I'm not sure what the correct response would have been from the New York Times to the State Department's request Wednesday not to post online a graphic AFP photograph of the fatally wounded U.S. ambassador to Libya, Chris Stevens.There are reasonable arguments both ways, I suppose, and the Times's associate managing editor for standards may be right when he says, “this chaotic and violent event was extremely significant as a news story, and we believe this photo helps to convey that situation to Times readers in a powerful way.”
But I was struck by this comment by Ian Fisher, the associate managing editor who was in charge of the Times's web site: “We don’t hesitate to run pictures of Iraqis, Syrians and Qaddafi dead. We’ve been at war for years. We’ve shown a lot of bodies.”
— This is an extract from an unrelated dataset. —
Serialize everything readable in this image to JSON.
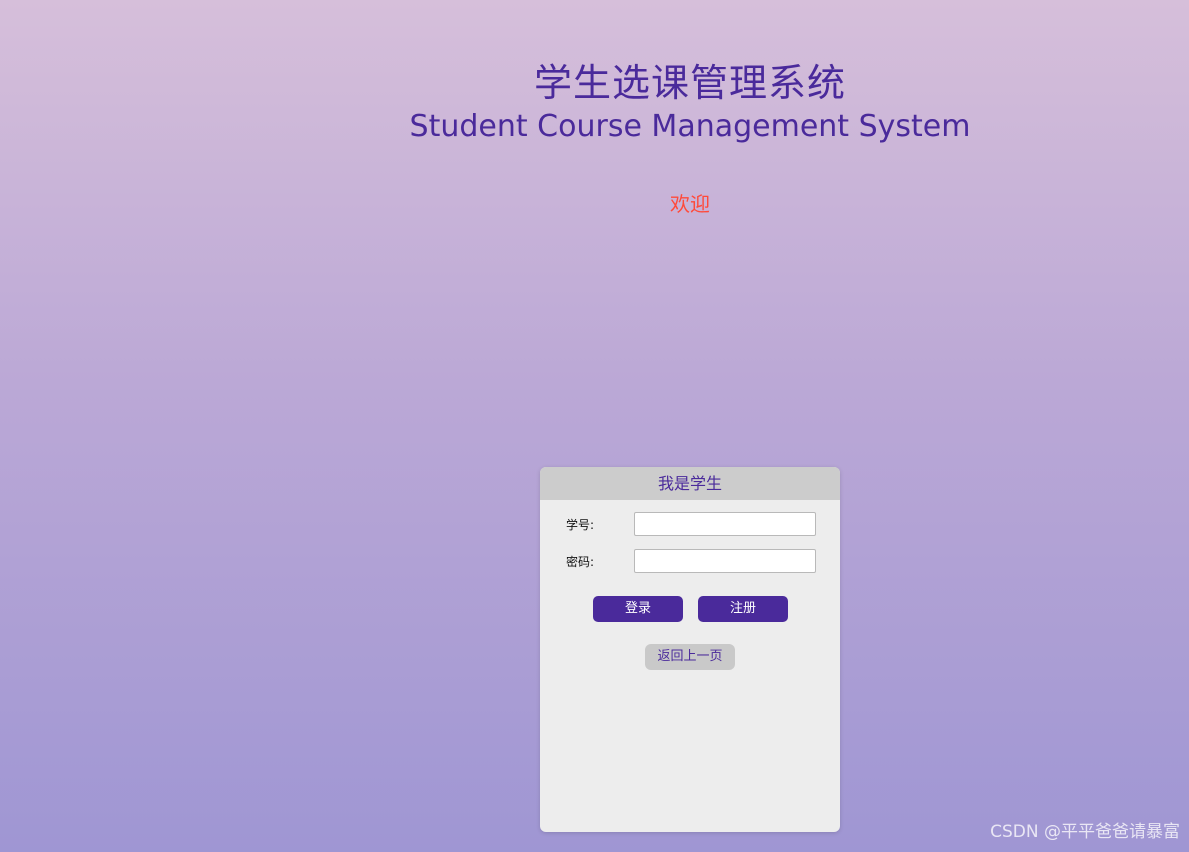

“A lot of bodies.” Once upon a time, the New York Times would have hesitated to treat the body of a U.S. ambassador as just another of “a lot of bodies” of war victims, or foreign dictators. Of course, once upon a time, the New York Times thought it might have special obligations to the people of the country in which it is located, and to the government of that country—our country. That’s why, once upon a time, the Times might not have published, as it has over the last several years, secrets that our government believed would damage our national security, or photos that our government worried would endanger our troops.